• **Task instructions**
Looking at the records below, please work out how many lines contain the word "structured" and give the number alone.
============
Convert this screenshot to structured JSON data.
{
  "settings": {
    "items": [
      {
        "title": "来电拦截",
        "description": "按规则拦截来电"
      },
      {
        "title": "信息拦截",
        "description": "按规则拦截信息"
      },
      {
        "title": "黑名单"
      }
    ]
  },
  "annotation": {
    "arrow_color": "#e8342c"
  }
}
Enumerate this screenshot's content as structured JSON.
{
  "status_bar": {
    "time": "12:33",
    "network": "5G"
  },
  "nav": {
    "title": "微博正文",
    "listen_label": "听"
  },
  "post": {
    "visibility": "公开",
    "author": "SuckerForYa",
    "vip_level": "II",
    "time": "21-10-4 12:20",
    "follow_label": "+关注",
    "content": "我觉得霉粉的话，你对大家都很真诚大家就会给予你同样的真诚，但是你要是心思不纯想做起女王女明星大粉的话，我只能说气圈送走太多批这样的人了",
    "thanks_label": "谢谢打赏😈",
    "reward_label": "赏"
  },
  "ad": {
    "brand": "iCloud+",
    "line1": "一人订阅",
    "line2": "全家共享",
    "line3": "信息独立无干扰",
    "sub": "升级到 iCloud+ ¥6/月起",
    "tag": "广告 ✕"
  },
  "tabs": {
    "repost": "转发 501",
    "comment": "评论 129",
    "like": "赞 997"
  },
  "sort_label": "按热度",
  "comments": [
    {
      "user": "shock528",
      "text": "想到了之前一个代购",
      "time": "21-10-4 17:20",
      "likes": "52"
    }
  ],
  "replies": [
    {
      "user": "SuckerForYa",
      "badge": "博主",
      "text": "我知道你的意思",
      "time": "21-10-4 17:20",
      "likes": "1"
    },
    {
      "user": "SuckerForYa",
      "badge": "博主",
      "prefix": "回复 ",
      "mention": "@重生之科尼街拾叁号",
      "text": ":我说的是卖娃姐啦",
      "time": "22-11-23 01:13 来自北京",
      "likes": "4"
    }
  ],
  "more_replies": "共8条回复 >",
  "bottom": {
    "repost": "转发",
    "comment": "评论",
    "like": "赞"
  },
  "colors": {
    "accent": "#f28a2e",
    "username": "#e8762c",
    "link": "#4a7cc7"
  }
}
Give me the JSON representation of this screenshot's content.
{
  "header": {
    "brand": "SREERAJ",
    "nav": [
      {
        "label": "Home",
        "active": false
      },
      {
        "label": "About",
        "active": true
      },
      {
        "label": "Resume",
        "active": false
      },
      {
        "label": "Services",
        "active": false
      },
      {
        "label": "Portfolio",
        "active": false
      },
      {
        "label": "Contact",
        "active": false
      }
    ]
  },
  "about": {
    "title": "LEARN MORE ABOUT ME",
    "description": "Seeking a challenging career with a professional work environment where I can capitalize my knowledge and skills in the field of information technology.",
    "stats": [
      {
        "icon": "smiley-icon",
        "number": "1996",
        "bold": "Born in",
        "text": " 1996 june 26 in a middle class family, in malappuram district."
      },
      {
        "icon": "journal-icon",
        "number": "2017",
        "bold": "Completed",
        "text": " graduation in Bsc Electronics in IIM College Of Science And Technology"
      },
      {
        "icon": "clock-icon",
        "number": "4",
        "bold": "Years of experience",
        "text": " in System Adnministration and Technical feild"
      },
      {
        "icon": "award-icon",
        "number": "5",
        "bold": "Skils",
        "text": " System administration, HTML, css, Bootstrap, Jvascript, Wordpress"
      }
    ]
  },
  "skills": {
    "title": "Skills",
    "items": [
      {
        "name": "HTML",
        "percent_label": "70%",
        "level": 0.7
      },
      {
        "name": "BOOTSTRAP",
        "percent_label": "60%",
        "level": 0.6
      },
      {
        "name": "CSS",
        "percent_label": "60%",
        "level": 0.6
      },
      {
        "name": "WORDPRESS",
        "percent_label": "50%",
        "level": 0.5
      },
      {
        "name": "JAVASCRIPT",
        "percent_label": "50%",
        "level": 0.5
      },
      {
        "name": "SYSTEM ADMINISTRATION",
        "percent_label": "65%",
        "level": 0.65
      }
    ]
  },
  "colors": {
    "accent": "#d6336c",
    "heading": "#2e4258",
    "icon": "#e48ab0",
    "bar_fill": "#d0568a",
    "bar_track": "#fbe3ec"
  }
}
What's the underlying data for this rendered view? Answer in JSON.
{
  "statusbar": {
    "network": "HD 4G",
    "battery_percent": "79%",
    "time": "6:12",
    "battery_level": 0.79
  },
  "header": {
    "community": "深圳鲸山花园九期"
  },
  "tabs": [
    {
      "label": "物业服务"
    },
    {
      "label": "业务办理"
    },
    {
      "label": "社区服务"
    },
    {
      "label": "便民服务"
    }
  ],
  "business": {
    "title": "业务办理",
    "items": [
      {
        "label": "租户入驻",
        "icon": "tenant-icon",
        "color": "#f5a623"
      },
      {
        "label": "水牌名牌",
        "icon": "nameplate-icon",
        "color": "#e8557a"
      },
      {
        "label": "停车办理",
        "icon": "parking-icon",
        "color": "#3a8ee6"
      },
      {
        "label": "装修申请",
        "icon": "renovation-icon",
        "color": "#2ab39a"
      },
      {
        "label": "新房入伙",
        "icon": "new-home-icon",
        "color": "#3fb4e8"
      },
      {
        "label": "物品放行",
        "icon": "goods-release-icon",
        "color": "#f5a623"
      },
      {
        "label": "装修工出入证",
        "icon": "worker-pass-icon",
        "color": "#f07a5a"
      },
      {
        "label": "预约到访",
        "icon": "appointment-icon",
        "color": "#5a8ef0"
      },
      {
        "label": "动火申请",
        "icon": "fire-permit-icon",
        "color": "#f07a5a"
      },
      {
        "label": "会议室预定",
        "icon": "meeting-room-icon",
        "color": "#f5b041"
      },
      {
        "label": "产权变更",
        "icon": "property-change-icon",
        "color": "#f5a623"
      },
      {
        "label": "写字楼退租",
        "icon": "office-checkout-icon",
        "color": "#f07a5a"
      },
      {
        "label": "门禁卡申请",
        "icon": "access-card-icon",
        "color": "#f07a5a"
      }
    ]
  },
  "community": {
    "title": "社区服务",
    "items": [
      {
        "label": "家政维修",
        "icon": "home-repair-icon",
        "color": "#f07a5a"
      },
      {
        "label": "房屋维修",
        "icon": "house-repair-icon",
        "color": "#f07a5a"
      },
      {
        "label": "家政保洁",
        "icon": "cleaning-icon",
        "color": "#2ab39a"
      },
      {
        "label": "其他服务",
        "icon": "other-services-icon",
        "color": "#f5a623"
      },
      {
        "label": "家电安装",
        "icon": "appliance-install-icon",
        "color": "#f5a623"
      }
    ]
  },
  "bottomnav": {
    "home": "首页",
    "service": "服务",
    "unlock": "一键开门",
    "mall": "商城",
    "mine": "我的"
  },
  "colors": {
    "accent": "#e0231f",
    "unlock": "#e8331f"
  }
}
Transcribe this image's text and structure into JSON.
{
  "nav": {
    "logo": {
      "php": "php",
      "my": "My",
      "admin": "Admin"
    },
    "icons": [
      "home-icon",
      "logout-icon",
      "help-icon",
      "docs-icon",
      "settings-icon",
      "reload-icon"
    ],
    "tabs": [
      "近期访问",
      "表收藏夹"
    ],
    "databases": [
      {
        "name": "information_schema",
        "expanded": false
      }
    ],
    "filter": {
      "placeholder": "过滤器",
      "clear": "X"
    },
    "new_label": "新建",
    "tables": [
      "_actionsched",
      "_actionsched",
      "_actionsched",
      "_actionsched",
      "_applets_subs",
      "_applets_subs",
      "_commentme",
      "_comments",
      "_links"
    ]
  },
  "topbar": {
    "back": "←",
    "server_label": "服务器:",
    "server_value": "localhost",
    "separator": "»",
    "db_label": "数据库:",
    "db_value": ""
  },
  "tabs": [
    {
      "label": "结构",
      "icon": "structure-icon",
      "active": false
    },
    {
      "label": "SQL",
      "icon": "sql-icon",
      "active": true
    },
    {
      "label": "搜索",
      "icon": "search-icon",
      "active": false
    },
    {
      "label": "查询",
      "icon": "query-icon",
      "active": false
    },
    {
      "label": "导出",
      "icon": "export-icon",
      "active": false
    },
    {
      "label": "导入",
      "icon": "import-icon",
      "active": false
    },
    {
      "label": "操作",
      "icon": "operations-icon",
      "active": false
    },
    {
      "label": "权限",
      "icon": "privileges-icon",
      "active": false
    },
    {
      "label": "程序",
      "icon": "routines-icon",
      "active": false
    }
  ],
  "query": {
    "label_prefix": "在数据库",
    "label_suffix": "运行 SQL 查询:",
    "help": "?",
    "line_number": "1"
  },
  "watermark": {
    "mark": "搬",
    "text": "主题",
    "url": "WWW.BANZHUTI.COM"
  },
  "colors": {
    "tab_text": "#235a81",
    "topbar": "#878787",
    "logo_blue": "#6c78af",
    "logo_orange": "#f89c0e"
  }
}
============
• **Task output**
2